Manchester graduated its first cohort in Accelerated Bachelor of Science in Nursing (ABSN) in December. Here, Joshua Collins ’23 celebrated with family at the pinning ceremony.
Student pharmacist Whitney Wolfe volunteers at the RACE (Restore, Assess, Connect, Educate) Into Wellness Community Health Fair.
TOP: Manchester graduated its first cohort in Accelerated Bachelor of Science in Nursing (ABSN) in December. Here, Joshua Collins ’23 celebrated with family at the pinning ceremony. BOTTOM: Student pharmacist Whitney Wolfe volunteers at the RACE (Restore, Assess, Connect, Educate) Into Wellness Community Health Fair in an underserved area of Fort Wayne.
Examples of recent changes:

  • Alumni are now getting a monthly alumni e-newsletter – a one-stop shop filled with information about what’s happening and how they can continue to be involved.
  • In years past, the Pharmacy Program had an annual Day of Service where pharmacy students displayed posters showing their volunteer service and its impact. This year, the Day of Service was live, organized for McMillen Park Community Center in Fort Wayne, offering free health screenings and information in a historically underserved area. The RACE (Restore, Assess, Connect, Educate) Into Wellness Community Health Fair included MU students in pharmacy, nursing and athletic training as well as area health organizations.
  • We’ve set up a page to celebrate student achievements from first year through Commencement. The Merit system helps us share student stories on their personal profiles, as well as their high schools, elected representatives and hometown newspapers.
  • Our undergraduate student body has become more diverse in the past few years, and we are asking students what helped them. Biology-chemistry major Sefunmi Babatunde recently shared with the President’s Diversity and Inclusion Council that she is paying it forward by mentoring younger students because in her first year she was assigned a peer mentor who was also an African American female.
  • We are improving processes for completing and submitting course registration forms in response to student input.
  • The Black Student Union, which is making a comeback after the pandemic, is reimagining its activities. A new event is the Sneaker Ball, a formal dance where everyone dresses up but wears sneakers.

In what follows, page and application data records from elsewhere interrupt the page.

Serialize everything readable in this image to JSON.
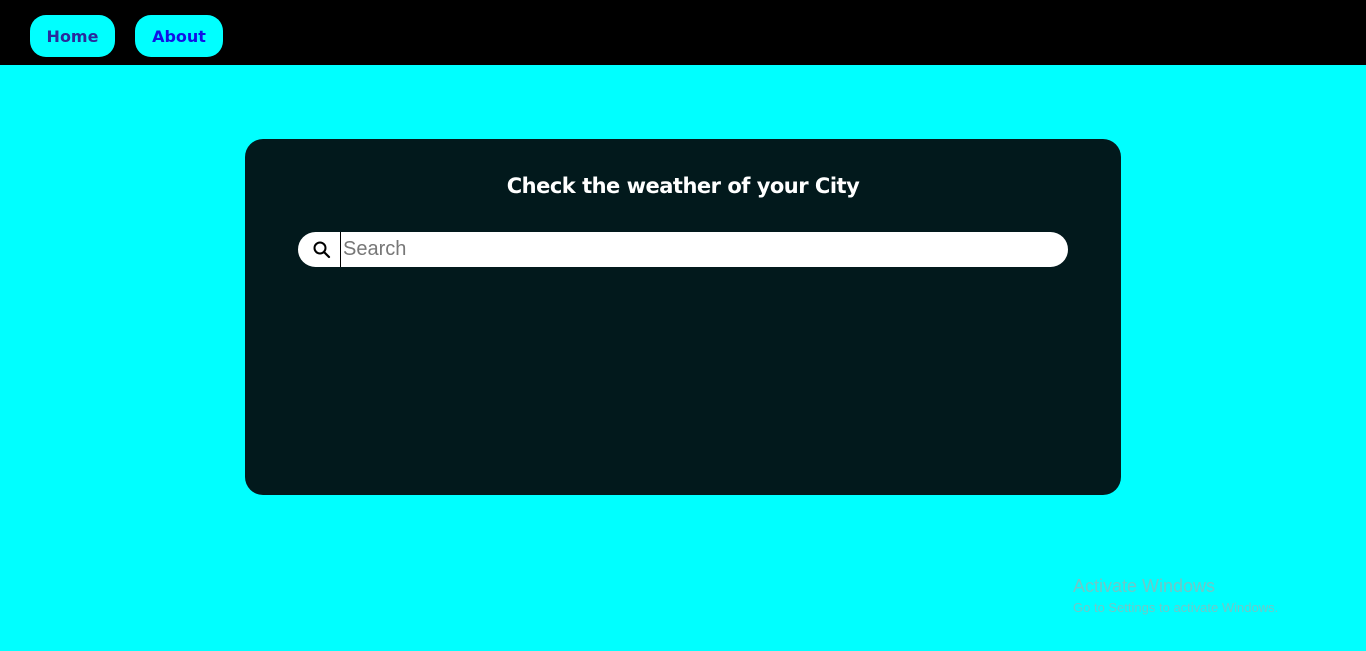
{
  "nav": {
    "home_label": "Home",
    "about_label": "About"
  },
  "card": {
    "title": "Check the weather of your City",
    "search": {
      "placeholder": "Search",
      "value": "",
      "icon": "search-icon"
    }
  },
  "watermark": {
    "title": "Activate Windows",
    "subtitle": "Go to Settings to activate Windows."
  },
  "colors": {
    "background": "#00ffff",
    "navbar": "#000000",
    "card": "#02191c",
    "nav_button": "#00ffff"
  }
}
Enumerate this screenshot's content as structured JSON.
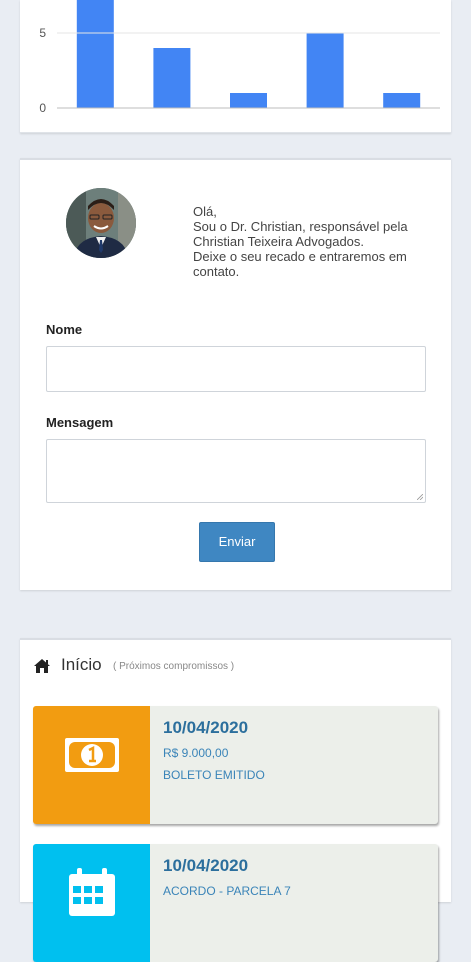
{
  "chart_data": {
    "type": "bar",
    "categories": [
      "",
      "",
      "",
      "",
      ""
    ],
    "values": [
      7.5,
      4,
      1,
      5,
      1
    ],
    "yticks": [
      "0",
      "5"
    ],
    "ylim": [
      0,
      7.2
    ],
    "colors": {
      "bar": "#4285f4",
      "grid": "#e6e6e6",
      "axis": "#bdbdbd",
      "tick": "#555555"
    }
  },
  "contact": {
    "greeting": [
      "Olá,",
      "Sou o Dr. Christian, responsável pela Christian Teixeira Advogados.",
      "Deixe o seu recado e entraremos em contato."
    ],
    "name_label": "Nome",
    "name_value": "",
    "message_label": "Mensagem",
    "message_value": "",
    "send_label": "Enviar"
  },
  "schedule": {
    "title": "Início",
    "subtitle": "( Próximos compromissos )",
    "events": [
      {
        "date": "10/04/2020",
        "line1": "R$ 9.000,00",
        "line2": "BOLETO EMITIDO",
        "icon": "money-icon",
        "color": "#f29c11"
      },
      {
        "date": "10/04/2020",
        "line1": "ACORDO - PARCELA 7",
        "line2": "",
        "icon": "calendar-icon",
        "color": "#00c0ef"
      }
    ]
  }
}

  • In addition to improved learning spaces and space for a clinic, Manchester University Fort Wayne construction is adding space for growth in the health sciences. We don’t know today what that will be, but the experience of the past 10 years tells us it is coming.
  • In the Office of the Registrar, we learned that duplication of effort was clogging the system and slowing response times significantly. As a response, the process of requesting and delivering information was turned on its head. Changes in the office already speeded up Dean’s List hometown announcements by a matter of weeks.
  • We’ve brought back a protected time for convocations – what we now call Values, Ideas and the Arts (VIA) – and the presentations are often used in the experience courses’ curriculum.
  • With changing demographics of our student body, a generous donor gave us start-up costs to launch a gospel choir. We hope to hear them in the fall.

“The possibilities are endless,” McFadden said. “Our priority is the student experience. If we get that right, then the questions we ask and the answers we get are the ones we need. I might sound like a broken record, but the world needs more Manchester graduates!”